> What the task requires:
Which of the lines below include "Ödeme"? Each one should be copied out.
******
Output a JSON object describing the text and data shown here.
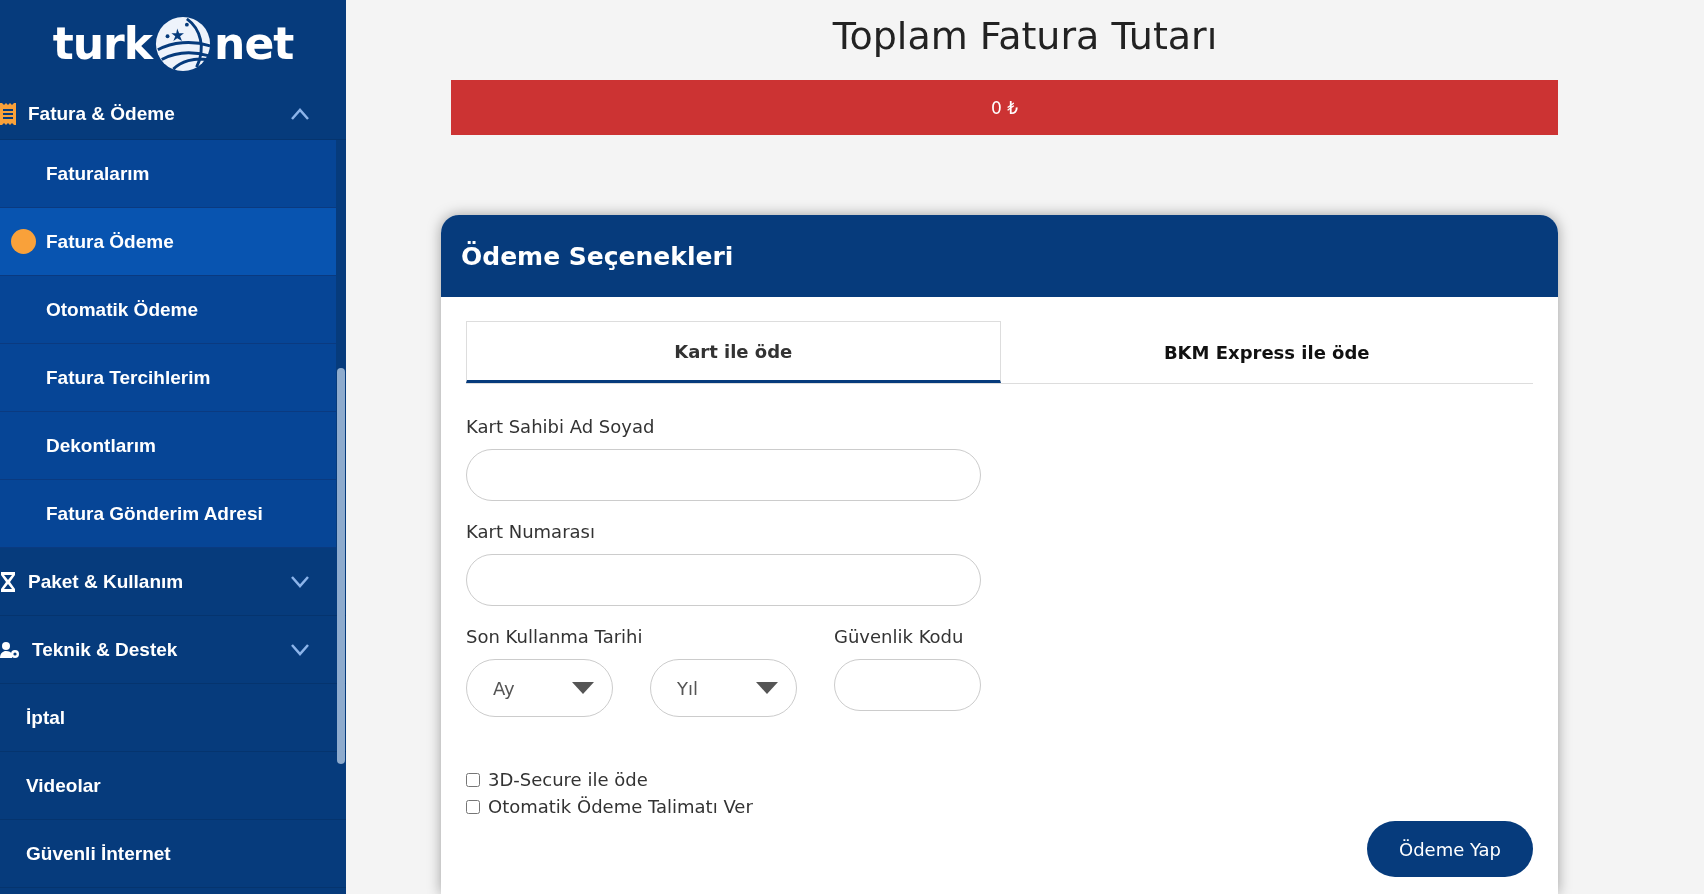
{
  "sidebar": {
    "logo": {
      "left": "turk",
      "right": "net"
    },
    "items": [
      {
        "kind": "group",
        "label": "Fatura & Ödeme",
        "expanded": true,
        "children": [
          {
            "label": "Faturalarım",
            "selected": false
          },
          {
            "label": "Fatura Ödeme",
            "selected": true
          },
          {
            "label": "Otomatik Ödeme",
            "selected": false
          },
          {
            "label": "Fatura Tercihlerim",
            "selected": false
          },
          {
            "label": "Dekontlarım",
            "selected": false
          },
          {
            "label": "Fatura Gönderim Adresi",
            "selected": false
          }
        ]
      },
      {
        "kind": "group",
        "label": "Paket & Kullanım",
        "expanded": false
      },
      {
        "kind": "group",
        "label": "Teknik & Destek",
        "expanded": false
      },
      {
        "kind": "link",
        "label": "İptal"
      },
      {
        "kind": "link",
        "label": "Videolar"
      },
      {
        "kind": "link",
        "label": "Güvenli İnternet"
      }
    ]
  },
  "main": {
    "title": "Toplam Fatura Tutarı",
    "total": "0 ₺",
    "card": {
      "title": "Ödeme Seçenekleri",
      "tabs": [
        {
          "label": "Kart ile öde",
          "selected": true
        },
        {
          "label": "BKM Express ile öde",
          "selected": false
        }
      ],
      "fields": [
        {
          "label": "Kart Sahibi Ad Soyad"
        },
        {
          "label": "Kart Numarası"
        }
      ],
      "expiry": {
        "label": "Son Kullanma Tarihi",
        "month": "Ay",
        "year": "Yıl"
      },
      "cvv": {
        "label": "Güvenlik Kodu"
      },
      "checkboxes": [
        {
          "label": "3D-Secure ile öde",
          "checked": false
        },
        {
          "label": "Otomatik Ödeme Talimatı Ver",
          "checked": false
        }
      ],
      "submit": "Ödeme Yap"
    }
  }
}
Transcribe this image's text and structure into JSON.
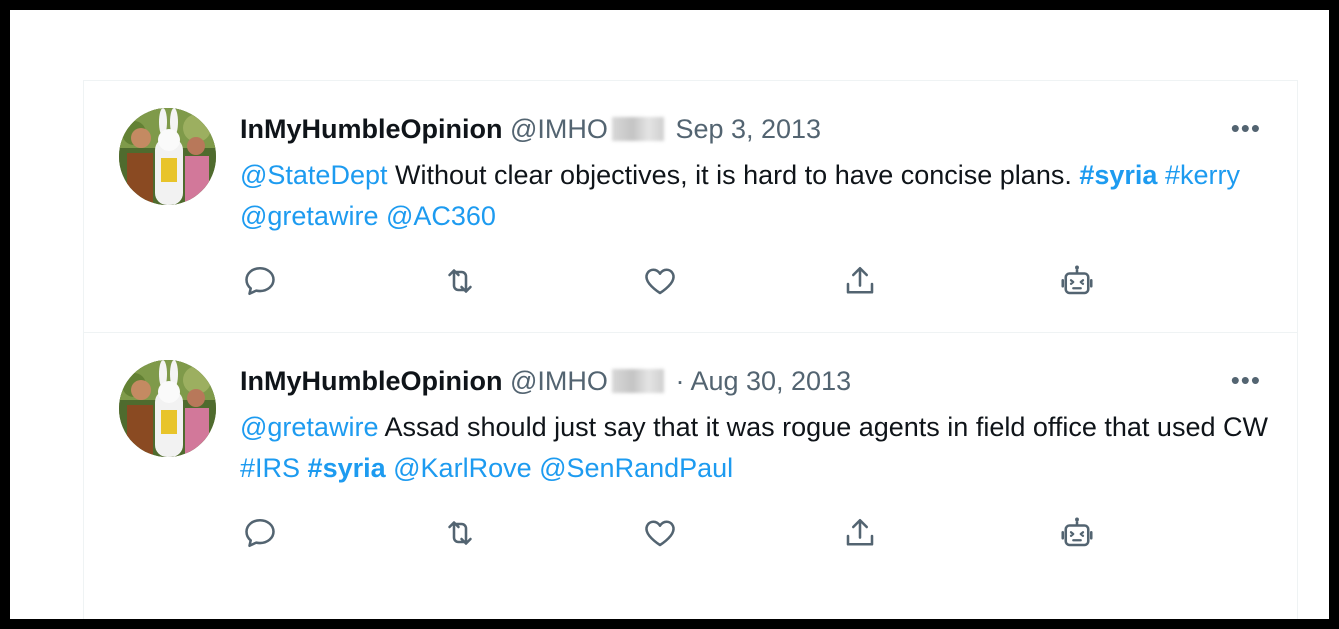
{
  "tweets": [
    {
      "name": "InMyHumbleOpinion",
      "handle": "@IMHO",
      "separator": "",
      "date": "Sep 3, 2013",
      "more": "•••",
      "segments": [
        {
          "text": "@StateDept",
          "style": "link"
        },
        {
          "text": " Without clear objectives, it is hard to have concise plans. ",
          "style": "plain"
        },
        {
          "text": "#syria",
          "style": "tag-bold"
        },
        {
          "text": " ",
          "style": "plain"
        },
        {
          "text": "#kerry",
          "style": "link"
        },
        {
          "text": " ",
          "style": "plain"
        },
        {
          "text": "@gretawire",
          "style": "link"
        },
        {
          "text": " ",
          "style": "plain"
        },
        {
          "text": "@AC360",
          "style": "link"
        }
      ]
    },
    {
      "name": "InMyHumbleOpinion",
      "handle": "@IMHO",
      "separator": "·",
      "date": "Aug 30, 2013",
      "more": "•••",
      "segments": [
        {
          "text": "@gretawire",
          "style": "link"
        },
        {
          "text": " Assad should just say that it was rogue agents in field office that used CW ",
          "style": "plain"
        },
        {
          "text": "#IRS",
          "style": "link"
        },
        {
          "text": " ",
          "style": "plain"
        },
        {
          "text": "#syria",
          "style": "tag-bold"
        },
        {
          "text": " ",
          "style": "plain"
        },
        {
          "text": "@KarlRove",
          "style": "link"
        },
        {
          "text": " ",
          "style": "plain"
        },
        {
          "text": "@SenRandPaul",
          "style": "link"
        }
      ]
    }
  ],
  "icons": [
    "reply-icon",
    "retweet-icon",
    "like-icon",
    "share-icon",
    "bot-icon"
  ],
  "colors": {
    "link": "#1d9bf0",
    "text": "#0f1419",
    "muted": "#536471",
    "border": "#eff3f4"
  }
}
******
> Written solution:
        "label": "Fatura & Ödeme",
            "label": "Fatura Ödeme",
            "label": "Otomatik Ödeme",
      "title": "Ödeme Seçenekleri",
          "label": "Otomatik Ödeme Talimatı Ver",
      "submit": "Ödeme Yap"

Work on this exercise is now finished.